* [WORK TASK] Gather each line containing the string "label" from these entries.

STUDY MATERIAL Block Start

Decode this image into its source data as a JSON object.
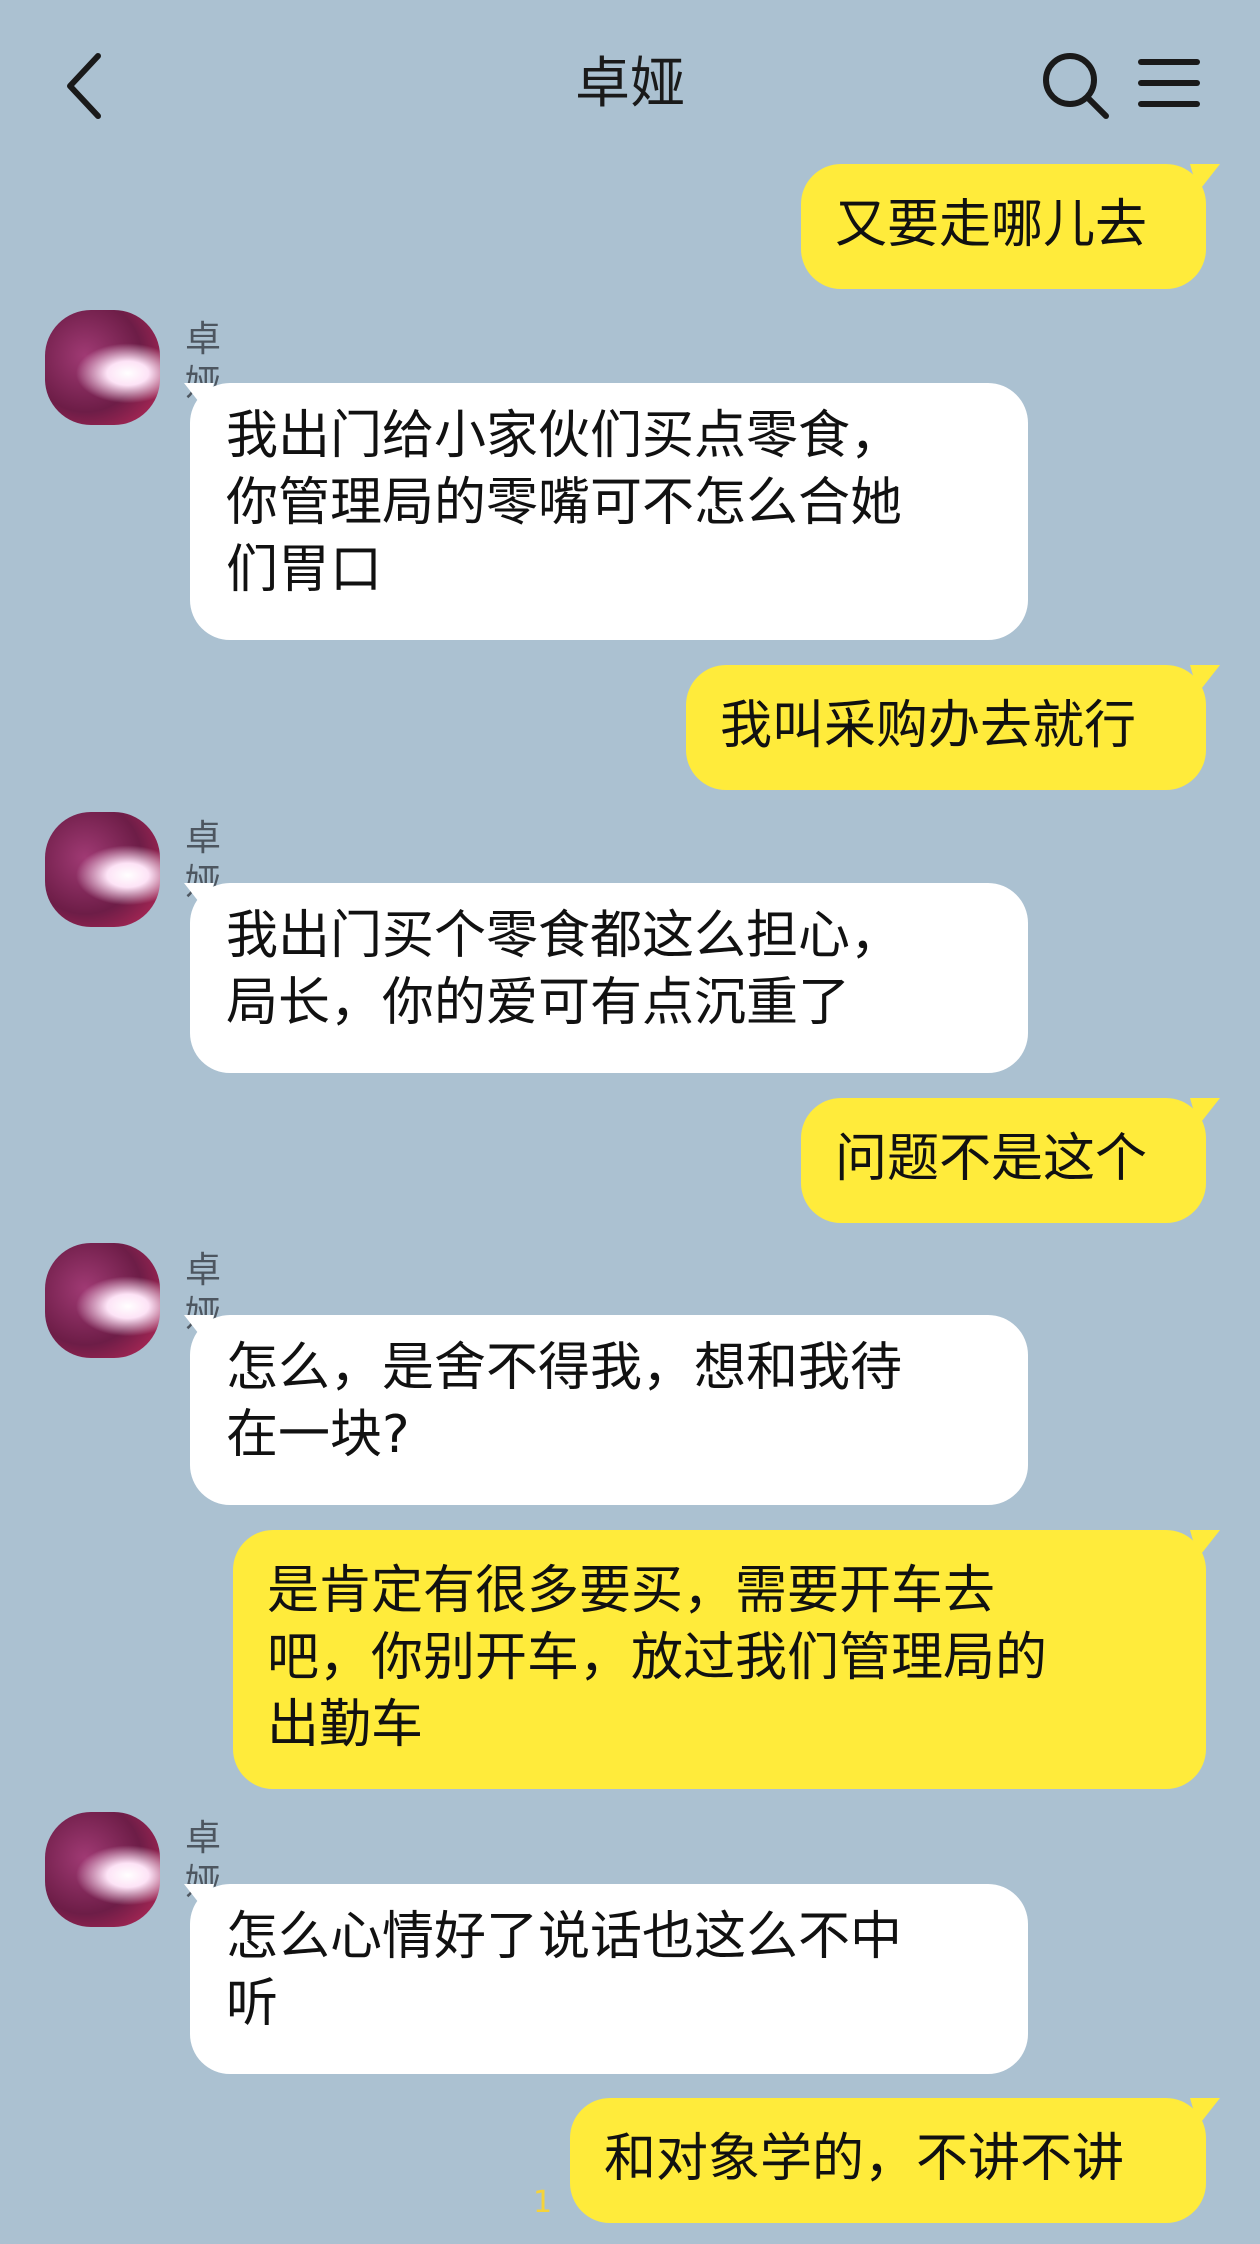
{
  "header": {
    "title": "卓娅",
    "back_icon": "chevron-left-icon",
    "search_icon": "search-icon",
    "menu_icon": "hamburger-menu-icon"
  },
  "colors": {
    "background": "#abc1d1",
    "my_bubble": "#ffeb3b",
    "their_bubble": "#ffffff"
  },
  "messages": [
    {
      "from": "me",
      "text": "又要走哪儿去"
    },
    {
      "from": "other",
      "sender": "卓娅",
      "text": "我出门给小家伙们买点零食，\n你管理局的零嘴可不怎么合她\n们胃口"
    },
    {
      "from": "me",
      "text": "我叫采购办去就行"
    },
    {
      "from": "other",
      "sender": "卓娅",
      "text": "我出门买个零食都这么担心，\n局长，你的爱可有点沉重了"
    },
    {
      "from": "me",
      "text": "问题不是这个"
    },
    {
      "from": "other",
      "sender": "卓娅",
      "text": "怎么，是舍不得我，想和我待\n在一块?"
    },
    {
      "from": "me",
      "text": "是肯定有很多要买，需要开车去\n吧，你别开车，放过我们管理局的\n出勤车"
    },
    {
      "from": "other",
      "sender": "卓娅",
      "text": "怎么心情好了说话也这么不中\n听"
    },
    {
      "from": "me",
      "text": "和对象学的，不讲不讲"
    }
  ],
  "page_indicator": "1"
}
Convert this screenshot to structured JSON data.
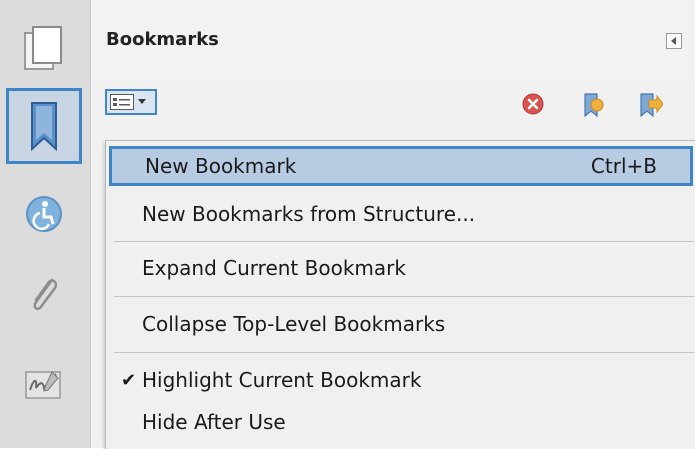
{
  "panel": {
    "title": "Bookmarks"
  },
  "rail": {
    "items": [
      {
        "icon": "pages-icon"
      },
      {
        "icon": "bookmark-icon",
        "active": true
      },
      {
        "icon": "accessibility-icon"
      },
      {
        "icon": "paperclip-icon"
      },
      {
        "icon": "signature-icon"
      }
    ]
  },
  "toolbar": {
    "options_icon": "options-menu-icon",
    "delete_icon": "delete-bookmark-icon",
    "expand_icon": "expand-bookmark-icon",
    "new_icon": "new-bookmark-icon"
  },
  "menu": {
    "items": [
      {
        "label": "New Bookmark",
        "shortcut": "Ctrl+B",
        "highlighted": true
      },
      {
        "label": "New Bookmarks from Structure..."
      },
      {
        "label": "Expand Current Bookmark"
      },
      {
        "label": "Collapse Top-Level Bookmarks"
      },
      {
        "label": "Highlight Current Bookmark",
        "checked": true,
        "check_mark": "✔"
      },
      {
        "label": "Hide After Use"
      }
    ]
  },
  "colors": {
    "accent": "#3f84c6",
    "highlight_bg": "#b7cbe2",
    "rail_bg": "#dcdcdc",
    "panel_bg": "#f1f1f1"
  }
}
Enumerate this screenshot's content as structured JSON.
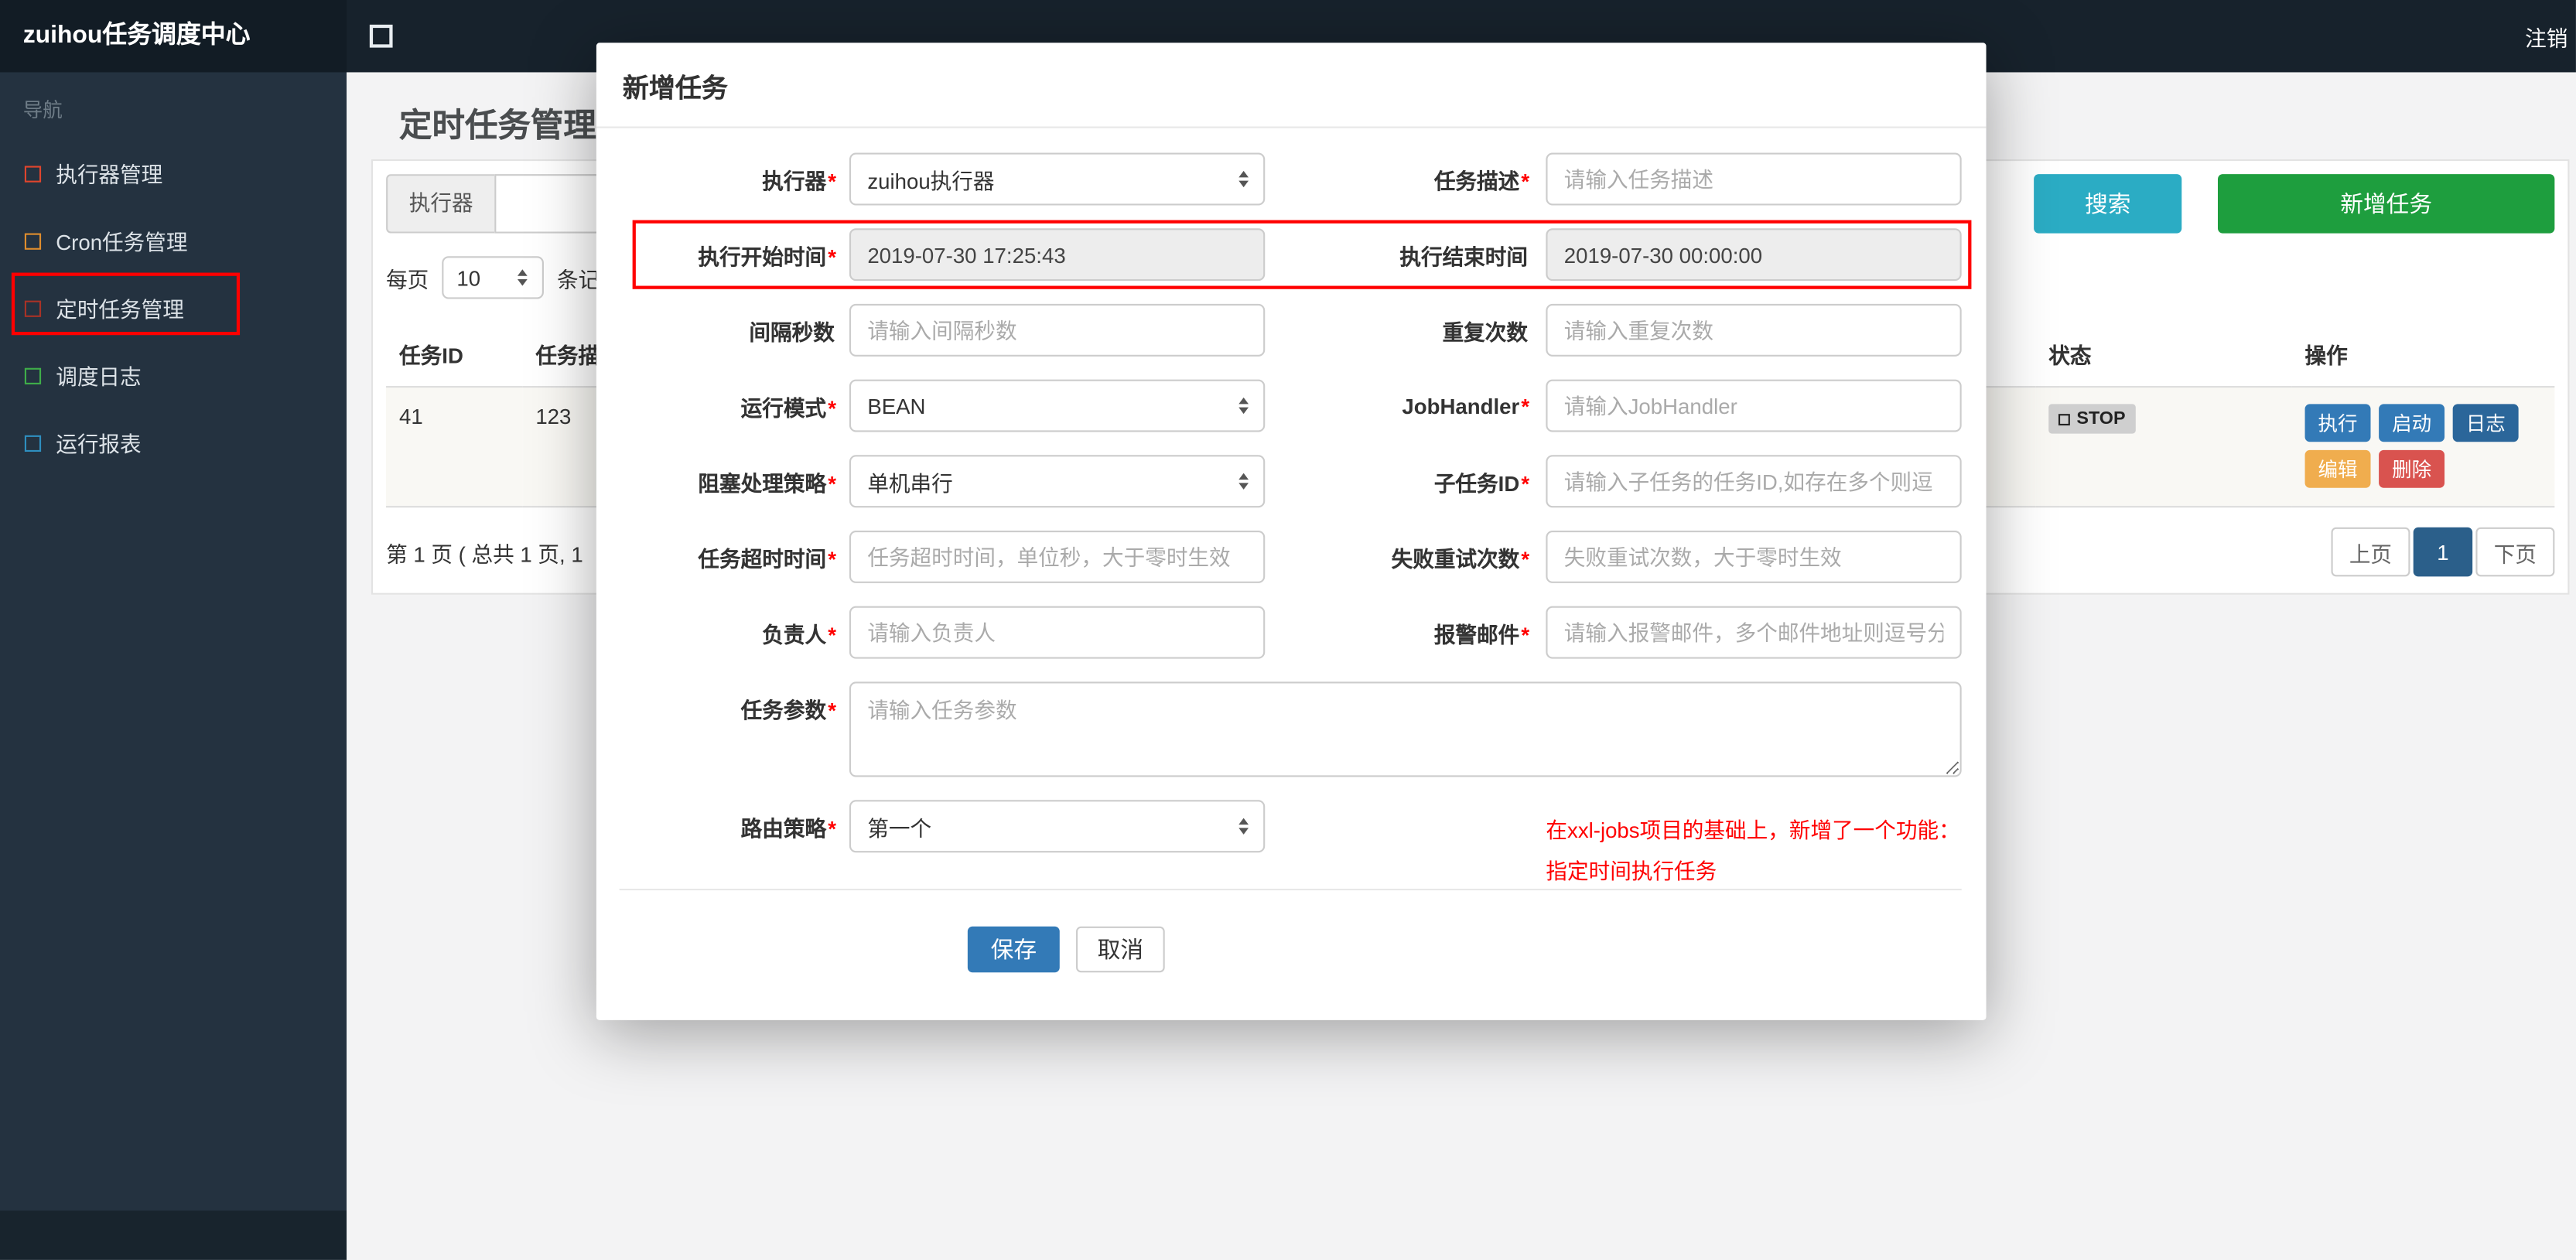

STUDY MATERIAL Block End

* [OUTPUT FOR THIS EXERCISE]
        "label": "New Bookmark",
        "label": "New Bookmarks from Structure..."
        "label": "Expand Current Bookmark"
        "label": "Collapse Top-Level Bookmarks"
        "label": "Highlight Current Bookmark",
        "label": "Hide After Use"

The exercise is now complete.